Our Net Zero Energy Year finally turned around in April. We stopped heating the house pretty much as of March 31, and it’s been generally sunny ever since.

Here are the numbers for Oct 18, 2010 – April 30, 2011 (all units in kWh of electricity):

Consumption: 7643

Production: 2785

Net Consumption: –4858

We’re in the hole overall, but April was a net positive month. We exported 550 kWh to the grid!

A Net Zero Energy Year : February and March 2011



The above picture would actually be one of grey skies and snow if it represented March and February of 2011, but I’m not one to dwell on bad weather.

Barring a solar miracle, the Mill Creek Net Zero Home (MCNZH) will not be net zero in its energy consumption for the period of Oct 18, 2010 – Oct 17, 2011. The fact is, it was a tough winter for a passive solar house, with cold temperatures in February, and a very overcast March.  In 2010, for example, we virtually stopped heating the house by the second week of February. This year, it was April before the heaters stopped kicking in.

The results so far bring us back to some of the questions I asked when we started this little experiment. Although I have no sunshine data for this year, I’m sure that it was below average for insolation (how sunny it was). Here are some numbers on how sunny Edmonton has historically been:


The three-week period in March 2011 without a ray of sun makes me sure that we came well under these numbers this winter.

Here are the numbers for Oct 18, 2010 – March 31, 2011 (all units in kWh of electricity):

Consumption: 7333
Production: 1925

So we’re –5408 on a net basis for the year.
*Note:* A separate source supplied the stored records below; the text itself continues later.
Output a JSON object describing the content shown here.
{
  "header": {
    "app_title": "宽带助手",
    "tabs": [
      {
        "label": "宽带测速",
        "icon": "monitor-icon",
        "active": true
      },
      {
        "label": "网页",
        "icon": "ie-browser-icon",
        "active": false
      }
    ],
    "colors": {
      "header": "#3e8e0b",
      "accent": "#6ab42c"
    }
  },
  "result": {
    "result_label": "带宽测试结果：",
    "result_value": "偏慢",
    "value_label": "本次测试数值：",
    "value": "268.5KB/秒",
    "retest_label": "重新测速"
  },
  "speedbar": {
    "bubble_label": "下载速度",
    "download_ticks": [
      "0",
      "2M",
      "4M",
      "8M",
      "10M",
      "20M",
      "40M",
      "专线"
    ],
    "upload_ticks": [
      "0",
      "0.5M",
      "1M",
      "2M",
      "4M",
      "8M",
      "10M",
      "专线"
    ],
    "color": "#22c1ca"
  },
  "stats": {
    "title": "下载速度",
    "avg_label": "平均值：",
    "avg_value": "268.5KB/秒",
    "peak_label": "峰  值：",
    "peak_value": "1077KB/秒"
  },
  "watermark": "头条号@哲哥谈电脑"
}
Even though we’re just entering our prime solar production months, I don’t think we’ll cover the bet.

Here is a snapshot of the net power consumption for the months of February and March, 2011. Negative numbers represent exporting of power to the grid:



Our net energy use was higher in March than in February due to the aforementioned overcast weather.
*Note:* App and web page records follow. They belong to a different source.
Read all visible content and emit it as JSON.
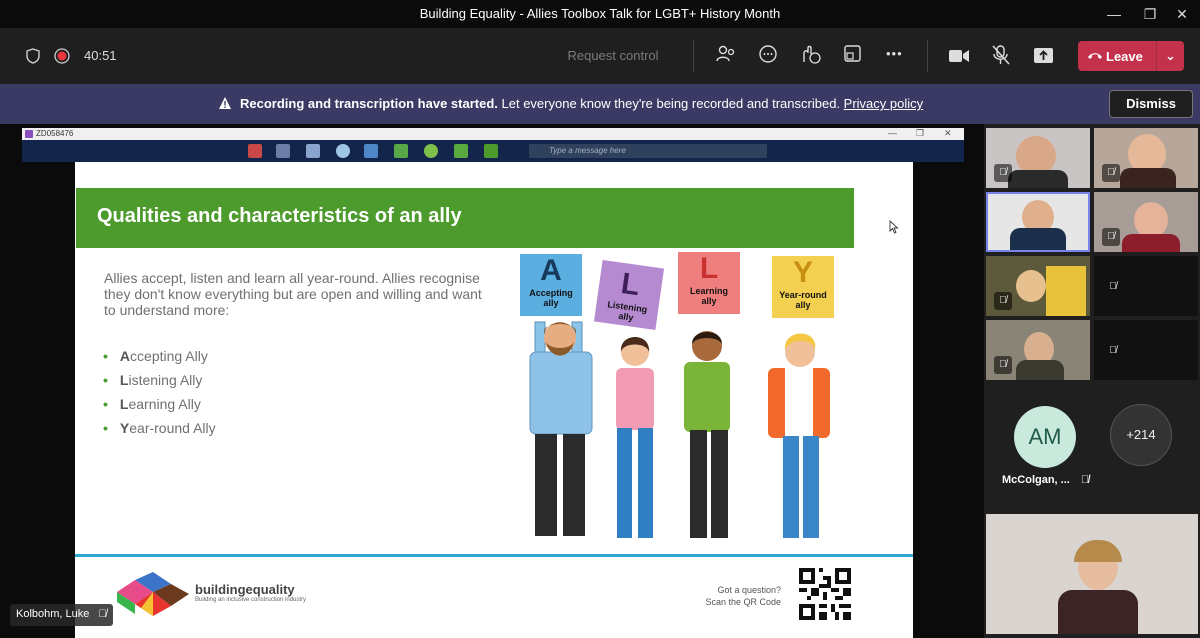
{
  "window": {
    "title": "Building Equality - Allies Toolbox Talk for LGBT+ History Month",
    "minimize_glyph": "—",
    "maximize_glyph": "❐",
    "close_glyph": "✕"
  },
  "toolbar": {
    "timer": "40:51",
    "request_control": "Request control",
    "leave_label": "Leave",
    "leave_dropdown_glyph": "⌄",
    "more_glyph": "•••"
  },
  "banner": {
    "title": "Recording and transcription have started.",
    "message": "Let everyone know they're being recorded and transcribed.",
    "link": "Privacy policy",
    "dismiss": "Dismiss"
  },
  "remote_desktop": {
    "session_id": "ZD058476",
    "message_placeholder": "Type a message here"
  },
  "slide": {
    "title": "Qualities and characteristics of an ally",
    "body": "Allies accept, listen and learn all year-round. Allies recognise they don't know everything but are open and willing and want to understand more:",
    "bullets": [
      {
        "first": "A",
        "rest": "ccepting Ally"
      },
      {
        "first": "L",
        "rest": "istening Ally"
      },
      {
        "first": "L",
        "rest": "earning Ally"
      },
      {
        "first": "Y",
        "rest": "ear-round Ally"
      }
    ],
    "signs": [
      {
        "letter": "A",
        "word1": "Accepting",
        "word2": "ally",
        "color": "#5aaee0"
      },
      {
        "letter": "L",
        "word1": "Listening",
        "word2": "ally",
        "color": "#b58ad0"
      },
      {
        "letter": "L",
        "word1": "Learning",
        "word2": "ally",
        "color": "#ef7f7f"
      },
      {
        "letter": "Y",
        "word1": "Year-round",
        "word2": "ally",
        "color": "#f3d04f"
      }
    ],
    "logo_text": "buildingequality",
    "logo_sub": "Building an inclusive construction industry",
    "qr_text_1": "Got a question?",
    "qr_text_2": "Scan the QR Code"
  },
  "speaker": {
    "name": "Kolbohm, Luke"
  },
  "participants": {
    "am_initials": "AM",
    "am_name": "McColgan, ...",
    "overflow": "+214"
  },
  "colors": {
    "leave": "#c4314b",
    "banner": "#3b3a64",
    "slide_green": "#4d9a2d",
    "slide_rule": "#2ea8d8"
  }
}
A couple of daily snapshots:


March 28, 2011 was a terrible day for solar houses in Edmonton. The sun hadn’t shone for days, so the thermal mass in the house had lost its solar charge. The weather wasn’t that cold (low of –5, high of 0), but the heaters ran all day to keep the house heated.


On the other hand, February 25, 2011 was the kind of day that our house was built for: brutally cold (a low of –26, high of –9) but sunny. Notice how the energy use is much lower after 6pm than it was in the middle of the night. That is the residual effect of the day’s sun keeping the heating load down.

These days our PV arrays are really cranking out the juice. It will be interesting to see how close we can come to overcoming our deficit. 

A Net Zero Energy Year : Jan 15, 2011 - Jan 31, 2011

During the last half of January, the MCNZH consumed a whopping 957 kWh and produced a measly 121 kWh.

Here’s were we are so far on the year (starting October 18, 2010):



Electricity Consumption, MCNZH, Oct 18 2010 - Jan 31 2010

We've consumed 4943 out of an estimated 8000 kWh.



Electricity Production, MCNZH, Oct 18 2010 - Jan 31 2010

We've produced 845 out of an estimated 8000 kWh.

And here is how much of the year we have left:


Blue is how much of year has passed (Oct 18, 2010 – Jan 31, 2011).

105 days have passed. The warmest and sunniest days are ahead!

A Net Zero Energy Year : Dec 15, 2010 -Jan 15, 2011


During the past 31 days the house consumed 1810 kWh and produced only 152 kWh. OUCH!

Our total consumption to date (since October 18) is 3986 kWh, with total production at 724 kWh. Since our total annual consumption budget is 8000 kWh, we’ve burned through 50% of our electricity budget.

Sounds pretty bad right? The game isn’t over just yet. We’ve just come through three of the four darkest months of the year. By February 15, we will be getting as many sunshine hours as we do on October 27. Plus, last year we virtually stopped heating the house as of the second week of February (due to a sunny, mild month).

So we are still in the ballpark, but we will definitely need some luck for this to be a net zero energy year.

Some numbers and observations:  read more... »